convoy. And those who see the movie before listening to the original
song like myself will possibly think the movie
version is the original version due to the chorus is the same. You may
not immediately tell the difference. BF: I
didn’t know Sam had a book.
DF: I just purchased it a year or so ago and went thru some of it. BF:
How is it?
DF: It's pretty cool, it's all his career and it has four to five pages
on the filming of convoy. BF:
Oh, well I expect Wild Bunch is in there.
DF: All of his movies. BF:
Well he was a wild, great director.
DF: And I found out when he started filming Convoy and when I conducted
email interviews with the Producer, Kathy Haber his assistant, he had a
very hard time and producers had to take
it from him by the end of '77. Because he had physically and mentally
lost it. BF:
That’s what I had heard. Anyway I though they had done a fine
What type of country music do you like? BF: I

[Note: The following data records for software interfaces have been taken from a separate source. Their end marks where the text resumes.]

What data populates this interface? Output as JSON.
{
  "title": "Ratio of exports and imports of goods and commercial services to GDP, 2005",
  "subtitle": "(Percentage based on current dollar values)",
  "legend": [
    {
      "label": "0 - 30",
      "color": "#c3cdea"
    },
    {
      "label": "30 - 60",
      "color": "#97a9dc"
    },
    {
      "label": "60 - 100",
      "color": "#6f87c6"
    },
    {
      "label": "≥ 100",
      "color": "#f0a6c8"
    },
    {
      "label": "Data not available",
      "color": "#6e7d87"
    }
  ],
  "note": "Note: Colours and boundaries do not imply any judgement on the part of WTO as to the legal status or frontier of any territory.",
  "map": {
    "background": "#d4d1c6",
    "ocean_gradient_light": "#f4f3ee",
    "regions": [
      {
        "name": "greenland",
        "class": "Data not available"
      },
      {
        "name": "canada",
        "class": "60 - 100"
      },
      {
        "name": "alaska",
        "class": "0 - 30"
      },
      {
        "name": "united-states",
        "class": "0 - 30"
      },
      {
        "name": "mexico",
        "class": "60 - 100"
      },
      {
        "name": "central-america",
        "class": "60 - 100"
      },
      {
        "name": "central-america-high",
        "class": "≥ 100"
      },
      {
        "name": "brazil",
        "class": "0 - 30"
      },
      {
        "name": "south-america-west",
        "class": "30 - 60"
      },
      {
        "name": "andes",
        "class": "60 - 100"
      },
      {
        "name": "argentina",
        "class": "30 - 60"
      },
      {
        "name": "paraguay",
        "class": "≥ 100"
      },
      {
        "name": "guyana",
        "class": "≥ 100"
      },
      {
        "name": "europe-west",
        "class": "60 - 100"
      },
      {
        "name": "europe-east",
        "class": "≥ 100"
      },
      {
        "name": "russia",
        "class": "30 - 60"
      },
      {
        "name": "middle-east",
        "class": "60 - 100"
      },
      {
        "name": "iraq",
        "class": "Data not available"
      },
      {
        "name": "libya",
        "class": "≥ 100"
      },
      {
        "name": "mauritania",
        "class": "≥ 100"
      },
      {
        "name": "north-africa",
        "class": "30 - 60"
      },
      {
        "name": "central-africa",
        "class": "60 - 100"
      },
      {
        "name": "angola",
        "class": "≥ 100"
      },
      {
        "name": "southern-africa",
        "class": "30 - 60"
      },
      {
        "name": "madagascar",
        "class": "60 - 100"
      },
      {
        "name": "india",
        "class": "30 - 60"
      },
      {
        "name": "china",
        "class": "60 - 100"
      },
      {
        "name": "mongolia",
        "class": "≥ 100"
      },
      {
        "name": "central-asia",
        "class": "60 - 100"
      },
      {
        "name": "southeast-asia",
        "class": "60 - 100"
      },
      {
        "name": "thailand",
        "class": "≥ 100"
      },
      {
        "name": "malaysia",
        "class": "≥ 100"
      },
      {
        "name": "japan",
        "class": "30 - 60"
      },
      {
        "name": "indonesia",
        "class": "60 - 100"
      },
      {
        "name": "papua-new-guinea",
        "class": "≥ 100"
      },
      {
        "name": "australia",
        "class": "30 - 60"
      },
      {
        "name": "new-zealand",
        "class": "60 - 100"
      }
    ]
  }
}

am a big fan of Waylon Jennings. I like a little of Johnny Cash.
DF: Your song I trucked all over this land seems sung based on Walk The
Line by Johnny Cash. BF
Sorta of yeah. I really modeled my voice after Woody Guthrie.He wrote "This Land
is Your Land" the great folk classic. I like
the way he threw away lines after a phrase, spoke a lot of the lyrics.
Woody was one of my heroes.
DF: Among all the songs you recorded is your favorite, do you listen to
your own music? BF:
Yeah I think Aurora Borealis and Columbine I like to listen to.
Classified and Black Bear Road are fun, funny but I like the more
serious stuff that we did. Rocky Mountain September, stuff like that.
DF: There is a line in the movie, the script that is said in funeral
finale that really stood out in my mind that matches you, convoy and
most of your music perfectly. From the covered
wagons and trains to the 18 wheelers that keeps this country alive. BF: I
was always fascinated by western history, especially the Oregon Trail,
the Mormon Trail. Cause I grew up in Iowa and Nebraska. Cause of course
they all came thru there. I was
born in Audubon, southwest Iowa, part of the Mormon Trail ran right
thru the county. We are very familiar with all that westward movement,
wheels and hard luck and all that. It's ingrained in
DF: Well even though I saw the movie before hearing the original song I
know how you feel, with your music and this dates back to when my
father was a cb'er. I heard the song
(convoy) and must have played it a thousand times. Though not all your
music was re-released to cd I purchased two that were and later was
provided with much of your music
on cd. You are just amazing. BF:
Well, it's amazing I certainly thank you. I wish you the very best with
your website and I know your gonna go a good job. And I know your gonna
get a lot of viewers. So just keep on truckin.